Both groups knew that their performance would be evaluated. All subjects actually performed the same task (speech) in order to assess whether activation of the preparatory period could influence reactivity during the posterior task period. With this strategy, differences between groups in the cardiovascular and/or electroweak responses measured in the preparatory period would affirm that they were due to anticipation of the speech itself and not to the associated evaluative threat and mental effort.
A lack of group differences would indicate that the anticipatory response was likely due to the evaluative threat and/or cognitive aspects common to both tasks. Additionally, differences during the task period would suggest the influence of preparatory activation on reactivity during task performance because all the subjects performed the same task and similar responses should be expected. In the light Of previously described results, we hypothesized greater HRS and lower FOP, when preparing and performing a speech than when preparing and writing an essay.

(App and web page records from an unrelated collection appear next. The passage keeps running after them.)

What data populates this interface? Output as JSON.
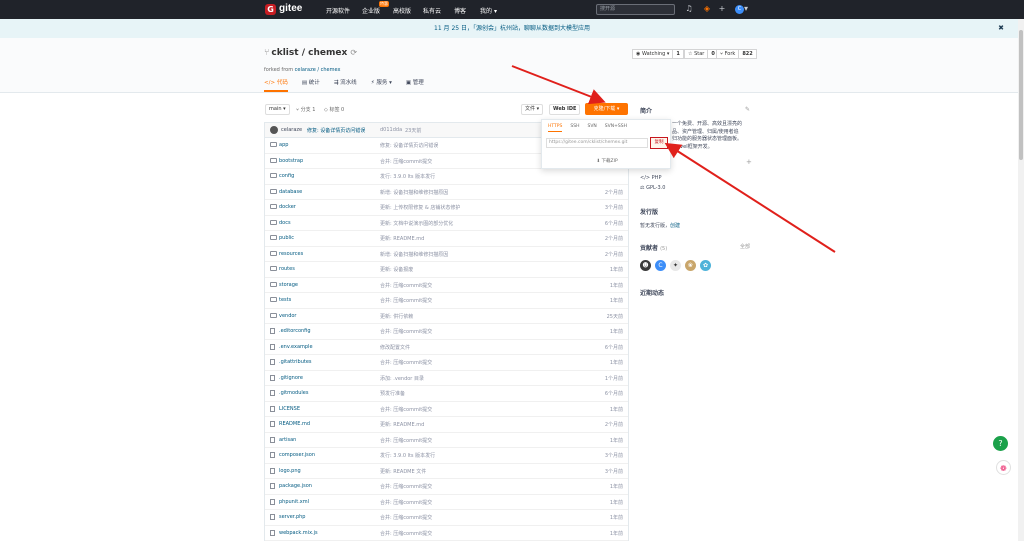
{
  "nav": {
    "logo_letter": "G",
    "logo_text": "gitee",
    "items": [
      "开源软件",
      "企业版",
      "高校版",
      "私有云",
      "博客",
      "我的"
    ],
    "badge": "特惠",
    "search_placeholder": "搜开源",
    "avatar_letter": "C"
  },
  "banner": {
    "text": "11 月 25 日，「源创会」杭州站，聊聊从数据到大模型应用",
    "close": "✖"
  },
  "repo": {
    "title": "cklist / chemex",
    "forked_prefix": "forked from",
    "forked_link": "celaraze / chemex",
    "watch_label": "Watching",
    "watch_count": "1",
    "star_label": "Star",
    "star_count": "0",
    "fork_label": "Fork",
    "fork_count": "822",
    "tabs": [
      "代码",
      "统计",
      "流水线",
      "服务",
      "管理"
    ]
  },
  "toolbar": {
    "branch": "main",
    "branches": "分支 1",
    "tags": "标签 0",
    "file_btn": "文件",
    "webide": "Web IDE",
    "clone": "克隆/下载"
  },
  "commit": {
    "author": "celaraze",
    "message": "修复: 设备详情页访问错误",
    "hash": "d011dda",
    "time": "23天前"
  },
  "files": [
    {
      "name": "app",
      "type": "dir",
      "msg": "修复: 设备详情页访问错误",
      "time": ""
    },
    {
      "name": "bootstrap",
      "type": "dir",
      "msg": "合并: 压缩commit提交",
      "time": ""
    },
    {
      "name": "config",
      "type": "dir",
      "msg": "发行: 3.9.0 lts 版本发行",
      "time": ""
    },
    {
      "name": "database",
      "type": "dir",
      "msg": "新增: 设备扫描和维修扫描原因",
      "time": "2个月前"
    },
    {
      "name": "docker",
      "type": "dir",
      "msg": "更新: 上传权限修复 & 店铺状态修护",
      "time": "3个月前"
    },
    {
      "name": "docs",
      "type": "dir",
      "msg": "更新: 文档中说演示图的部分优化",
      "time": "6个月前"
    },
    {
      "name": "public",
      "type": "dir",
      "msg": "更新: README.md",
      "time": "2个月前"
    },
    {
      "name": "resources",
      "type": "dir",
      "msg": "新增: 设备扫描和维修扫描原因",
      "time": "2个月前"
    },
    {
      "name": "routes",
      "type": "dir",
      "msg": "更新: 设备报废",
      "time": "1年前"
    },
    {
      "name": "storage",
      "type": "dir",
      "msg": "合并: 压缩commit提交",
      "time": "1年前"
    },
    {
      "name": "tests",
      "type": "dir",
      "msg": "合并: 压缩commit提交",
      "time": "1年前"
    },
    {
      "name": "vendor",
      "type": "dir",
      "msg": "更新: 供行依赖",
      "time": "25天前"
    },
    {
      "name": ".editorconfig",
      "type": "file",
      "msg": "合并: 压缩commit提交",
      "time": "1年前"
    },
    {
      "name": ".env.example",
      "type": "file",
      "msg": "修改配置文件",
      "time": "6个月前"
    },
    {
      "name": ".gitattributes",
      "type": "file",
      "msg": "合并: 压缩commit提交",
      "time": "1年前"
    },
    {
      "name": ".gitignore",
      "type": "file",
      "msg": "添加: .vendor 目录",
      "time": "1个月前"
    },
    {
      "name": ".gitmodules",
      "type": "file",
      "msg": "预发行准备",
      "time": "6个月前"
    },
    {
      "name": "LICENSE",
      "type": "file",
      "msg": "合并: 压缩commit提交",
      "time": "1年前"
    },
    {
      "name": "README.md",
      "type": "file",
      "msg": "更新: README.md",
      "time": "2个月前"
    },
    {
      "name": "artisan",
      "type": "file",
      "msg": "合并: 压缩commit提交",
      "time": "1年前"
    },
    {
      "name": "composer.json",
      "type": "file",
      "msg": "发行: 3.9.0 lts 版本发行",
      "time": "3个月前"
    },
    {
      "name": "logo.png",
      "type": "file",
      "msg": "更新: README 文件",
      "time": "3个月前"
    },
    {
      "name": "package.json",
      "type": "file",
      "msg": "合并: 压缩commit提交",
      "time": "1年前"
    },
    {
      "name": "phpunit.xml",
      "type": "file",
      "msg": "合并: 压缩commit提交",
      "time": "1年前"
    },
    {
      "name": "server.php",
      "type": "file",
      "msg": "合并: 压缩commit提交",
      "time": "1年前"
    },
    {
      "name": "webpack.mix.js",
      "type": "file",
      "msg": "合并: 压缩commit提交",
      "time": "1年前"
    }
  ],
  "clone_pop": {
    "tabs": [
      "HTTPS",
      "SSH",
      "SVN",
      "SVN+SSH"
    ],
    "url": "https://gitee.com/cklist/chemex.git",
    "copy": "复制",
    "zip": "下载ZIP"
  },
  "sidebar": {
    "intro_title": "简介",
    "intro_lines": [
      "一个免费、开源、高效且漂亮的",
      "品、资产管理、归属/使用者追",
      "归功能的服务器状态管理面板。",
      "aravel框架开发。"
    ],
    "lang": "PHP",
    "license": "GPL-3.0",
    "release_title": "发行版",
    "release_text": "暂无发行版，",
    "release_link": "创建",
    "contrib_title": "贡献者",
    "contrib_count": "(5)",
    "contrib_all": "全部",
    "activity_title": "近期动态"
  },
  "colors": {
    "accent": "#fe7300",
    "nav_bg": "#20232a",
    "link": "#005980",
    "red": "#c7161e"
  }
}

Formulation of hypothesis grading electroweak activity is limited due to the fact that the scarce studies on public speaking tasks do not compare speech with other evaluated tasks (Knight and Borden, 1979; Epigrapher et al. , 1989). In order to determine whether autonomic differences were associated with different emotional impacts, changes in state-anxiety were also assessed. As has been suggested in previous studies, greater increases in situational anxiety would be found in speech rather than in writing.